▶ _AIM OF THE TASK_: For the word "Collimator", find each line in the entries where it occurs and copy that line.

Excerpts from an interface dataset
===============
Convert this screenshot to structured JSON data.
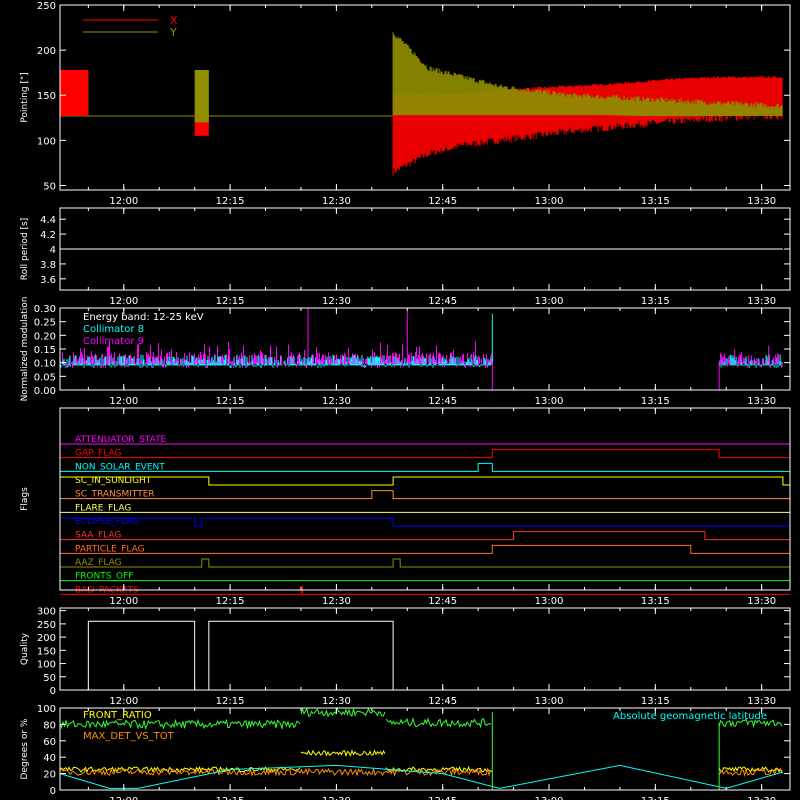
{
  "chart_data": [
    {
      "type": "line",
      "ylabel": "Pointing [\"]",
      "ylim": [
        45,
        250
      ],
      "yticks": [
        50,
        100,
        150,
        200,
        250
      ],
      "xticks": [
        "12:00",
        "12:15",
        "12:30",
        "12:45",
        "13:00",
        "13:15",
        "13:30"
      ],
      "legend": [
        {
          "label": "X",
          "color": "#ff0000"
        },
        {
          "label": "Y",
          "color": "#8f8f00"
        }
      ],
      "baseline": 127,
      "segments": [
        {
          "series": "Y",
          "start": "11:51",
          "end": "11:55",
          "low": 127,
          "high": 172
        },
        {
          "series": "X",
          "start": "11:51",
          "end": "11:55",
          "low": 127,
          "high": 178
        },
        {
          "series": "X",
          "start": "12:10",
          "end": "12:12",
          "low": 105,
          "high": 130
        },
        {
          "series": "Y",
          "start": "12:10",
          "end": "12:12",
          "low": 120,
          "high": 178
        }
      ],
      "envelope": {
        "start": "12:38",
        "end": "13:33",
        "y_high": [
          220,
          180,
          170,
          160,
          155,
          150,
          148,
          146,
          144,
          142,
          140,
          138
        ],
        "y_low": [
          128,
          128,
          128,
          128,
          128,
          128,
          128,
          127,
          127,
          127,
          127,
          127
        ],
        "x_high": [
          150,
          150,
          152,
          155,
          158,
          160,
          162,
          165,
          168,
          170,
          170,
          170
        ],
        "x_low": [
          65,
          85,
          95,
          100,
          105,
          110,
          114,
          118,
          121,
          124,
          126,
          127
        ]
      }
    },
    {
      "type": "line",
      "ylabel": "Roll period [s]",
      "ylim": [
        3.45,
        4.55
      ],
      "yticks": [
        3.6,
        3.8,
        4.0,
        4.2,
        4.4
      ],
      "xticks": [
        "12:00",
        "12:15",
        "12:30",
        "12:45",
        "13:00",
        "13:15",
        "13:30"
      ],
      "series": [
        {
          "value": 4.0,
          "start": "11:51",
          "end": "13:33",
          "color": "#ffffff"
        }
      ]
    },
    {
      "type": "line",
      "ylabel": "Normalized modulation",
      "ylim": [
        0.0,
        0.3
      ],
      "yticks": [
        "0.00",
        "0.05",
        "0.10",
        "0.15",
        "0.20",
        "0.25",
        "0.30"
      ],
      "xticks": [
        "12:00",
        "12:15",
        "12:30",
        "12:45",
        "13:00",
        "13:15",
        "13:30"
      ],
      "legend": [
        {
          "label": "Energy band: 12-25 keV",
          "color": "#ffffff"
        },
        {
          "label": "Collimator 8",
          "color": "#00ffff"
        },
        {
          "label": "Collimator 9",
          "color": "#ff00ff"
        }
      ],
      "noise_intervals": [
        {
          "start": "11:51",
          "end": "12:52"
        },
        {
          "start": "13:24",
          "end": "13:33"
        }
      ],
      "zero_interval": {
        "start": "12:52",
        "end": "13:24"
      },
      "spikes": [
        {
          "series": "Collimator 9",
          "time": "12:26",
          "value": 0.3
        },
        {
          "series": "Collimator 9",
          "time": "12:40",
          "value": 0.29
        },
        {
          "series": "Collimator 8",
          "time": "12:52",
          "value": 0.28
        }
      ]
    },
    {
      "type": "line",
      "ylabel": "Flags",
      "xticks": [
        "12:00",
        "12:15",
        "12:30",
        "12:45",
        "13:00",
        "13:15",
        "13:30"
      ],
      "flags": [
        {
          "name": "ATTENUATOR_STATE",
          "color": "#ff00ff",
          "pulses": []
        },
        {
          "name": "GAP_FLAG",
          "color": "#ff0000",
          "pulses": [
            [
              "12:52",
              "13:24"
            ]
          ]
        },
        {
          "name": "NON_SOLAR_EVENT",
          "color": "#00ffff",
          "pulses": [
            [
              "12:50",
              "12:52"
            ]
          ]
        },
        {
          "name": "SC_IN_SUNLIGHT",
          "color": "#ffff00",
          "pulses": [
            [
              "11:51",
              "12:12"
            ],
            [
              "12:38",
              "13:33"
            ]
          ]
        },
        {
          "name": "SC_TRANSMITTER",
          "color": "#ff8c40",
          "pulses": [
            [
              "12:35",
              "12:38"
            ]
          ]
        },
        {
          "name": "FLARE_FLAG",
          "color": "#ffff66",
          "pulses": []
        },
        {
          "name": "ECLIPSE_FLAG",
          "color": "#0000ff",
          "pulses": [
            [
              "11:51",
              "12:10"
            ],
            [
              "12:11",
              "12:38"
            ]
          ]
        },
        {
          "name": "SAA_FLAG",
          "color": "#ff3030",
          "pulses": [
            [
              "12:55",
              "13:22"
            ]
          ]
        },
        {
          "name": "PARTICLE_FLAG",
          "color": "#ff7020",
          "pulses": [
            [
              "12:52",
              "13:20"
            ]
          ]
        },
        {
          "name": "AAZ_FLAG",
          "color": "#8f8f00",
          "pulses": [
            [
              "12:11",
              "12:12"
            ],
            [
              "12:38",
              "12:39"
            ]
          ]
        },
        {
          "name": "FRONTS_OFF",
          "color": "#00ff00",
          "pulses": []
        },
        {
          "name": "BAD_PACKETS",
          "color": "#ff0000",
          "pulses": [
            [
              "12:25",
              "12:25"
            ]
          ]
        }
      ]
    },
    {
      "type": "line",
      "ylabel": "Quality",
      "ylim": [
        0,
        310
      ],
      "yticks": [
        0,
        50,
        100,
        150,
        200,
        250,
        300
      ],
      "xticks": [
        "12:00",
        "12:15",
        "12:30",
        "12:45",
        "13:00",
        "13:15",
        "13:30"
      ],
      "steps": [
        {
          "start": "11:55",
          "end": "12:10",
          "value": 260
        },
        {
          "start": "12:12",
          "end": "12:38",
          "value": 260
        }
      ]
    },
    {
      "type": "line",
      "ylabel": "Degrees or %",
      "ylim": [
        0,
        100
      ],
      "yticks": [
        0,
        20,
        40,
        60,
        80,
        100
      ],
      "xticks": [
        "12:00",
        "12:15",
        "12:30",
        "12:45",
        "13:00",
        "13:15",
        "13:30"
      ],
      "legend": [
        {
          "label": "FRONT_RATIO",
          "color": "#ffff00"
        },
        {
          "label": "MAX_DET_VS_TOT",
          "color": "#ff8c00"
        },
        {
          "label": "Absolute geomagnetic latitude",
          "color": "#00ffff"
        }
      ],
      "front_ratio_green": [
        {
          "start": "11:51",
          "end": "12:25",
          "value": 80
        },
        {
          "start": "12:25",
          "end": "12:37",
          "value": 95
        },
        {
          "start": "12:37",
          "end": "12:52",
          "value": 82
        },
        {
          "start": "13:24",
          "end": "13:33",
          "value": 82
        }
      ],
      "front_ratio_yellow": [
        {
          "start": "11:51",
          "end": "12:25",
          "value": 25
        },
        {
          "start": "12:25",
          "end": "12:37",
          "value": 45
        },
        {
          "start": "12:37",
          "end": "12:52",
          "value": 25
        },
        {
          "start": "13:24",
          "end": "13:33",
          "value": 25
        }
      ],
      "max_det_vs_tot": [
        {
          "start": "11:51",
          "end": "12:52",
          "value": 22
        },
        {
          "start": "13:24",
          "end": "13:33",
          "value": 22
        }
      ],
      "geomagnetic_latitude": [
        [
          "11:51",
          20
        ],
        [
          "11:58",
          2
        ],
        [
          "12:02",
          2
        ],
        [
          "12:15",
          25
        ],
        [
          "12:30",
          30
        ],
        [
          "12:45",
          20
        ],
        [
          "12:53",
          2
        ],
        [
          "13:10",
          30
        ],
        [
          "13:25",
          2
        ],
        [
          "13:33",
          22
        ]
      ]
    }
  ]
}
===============
▶ _TASK SOLUTION_:
          "label": "Collimator 8",
          "label": "Collimator 9",
          "series": "Collimator 9",
          "series": "Collimator 9",
          "series": "Collimator 8",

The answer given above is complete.